From Fox's weekend "watchdog" show, Fox News Watch, Judith Miller thinks that one of the great things in 2010 to come out of the debate over the health care bill was the coining of the term "Obamacare".
MILLER: Yes, but it also brought a great term, Obamacare. It was something that people could really wrap their minds around.
COLMES: People who called it that though were the ones that were against it. It's not, it wasn't Obamacare. That was a negative term.
MILLER: That's because nobody could read that two thousand bill that was supposed to become law.
COLMES: It's so hard to read all those words.
Steve Benen has more from earlier this week on exactly why the use of that name is both annoying and deceptive.
In some center-left circles, Republicans' insistence on saying "Democrat Party" is about the most annoying rhetorical tic in the GOP lexicon.
"Obamacare" is arguably a competitive second.
Conservatives, even well-intentioned ones, who don't use the word to be obnoxious, aren't clear on why it rankles quite so much. It's not as if "Obamacare" is necessarily derogatory -- it's intended, at least by some on the right, to simply be descriptive, and it's easier than referencing "the health care reform law signed by President Obama." [...]
If I had to guess, I'd say Republicans started using "Obamacare" as some kind of slur as a way of undermining the president's standing. They knew they could help tear down support for health care reform, but by attaching the president's name to it, maybe they could help tear him down, too. Remember, fairly early on in the process, Sen. Jim DeMint (R-S.C.) declared, "If we're able to stop Obama on this, it will be his Waterloo."

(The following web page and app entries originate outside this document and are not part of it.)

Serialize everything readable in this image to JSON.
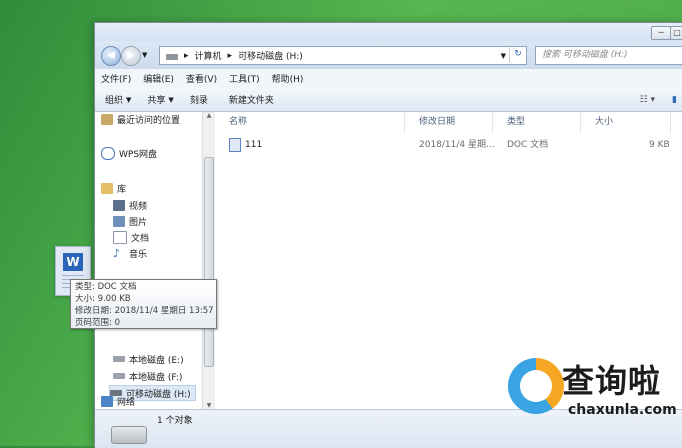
{
  "address": {
    "segments": [
      "计算机",
      "可移动磁盘 (H:)"
    ],
    "search_placeholder": "搜索 可移动磁盘 (H:)"
  },
  "menu": [
    "文件(F)",
    "编辑(E)",
    "查看(V)",
    "工具(T)",
    "帮助(H)"
  ],
  "toolbar": {
    "organize": "组织",
    "share": "共享",
    "burn": "刻录",
    "new_folder": "新建文件夹"
  },
  "sidebar": {
    "recent": "最近访问的位置",
    "wps": "WPS网盘",
    "library": "库",
    "videos": "视频",
    "pictures": "图片",
    "documents": "文档",
    "music": "音乐",
    "drive_e": "本地磁盘 (E:)",
    "drive_f": "本地磁盘 (F:)",
    "drive_h": "可移动磁盘 (H:)",
    "network": "网络"
  },
  "columns": {
    "name": "名称",
    "modified": "修改日期",
    "type": "类型",
    "size": "大小"
  },
  "files": [
    {
      "name": "111",
      "modified": "2018/11/4 星期...",
      "type": "DOC 文档",
      "size": "9 KB"
    }
  ],
  "status": {
    "count": "1 个对象"
  },
  "tooltip": {
    "type": "类型: DOC 文档",
    "size": "大小: 9.00 KB",
    "modified": "修改日期: 2018/11/4 星期日 13:57",
    "pages": "页码范围: 0"
  },
  "watermark": {
    "brand": "查询啦",
    "domain": "chaxunla.com"
  },
  "window_buttons": [
    "─",
    "□"
  ],
  "colors": {
    "accent": "#2e6bb8",
    "desktop": "#4ea84a"
  }
}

But in time, use of the phrase evolved. The point wasn't just about the president, per se, but about convincing the public that the initiative was what Republicans said it was: a top-down, government imposed scheme. "Obamacare" is necessarily loaded to convey an idea -- that policymakers were replacing a dysfunctional mess with one in which Americans would receive their care from the president, or at a minimum, through a process the president directs.
And if this had any basis in reality, the slur might have some merit. But the very idea is patently ridiculous, which makes the "Obamacare" as misleading as it is annoying.
Not to mention it's another way to avoid admitting that it's a Republican health care plan that they all loved until a Democratic proposed it and now they're all pretending it's "socialism" or as Steve noted in the part of his post I didn't quote here, the Politifact Lie of the Year calling it a "government takeover of healthcare". I say this panel discussion pretty well proved his points.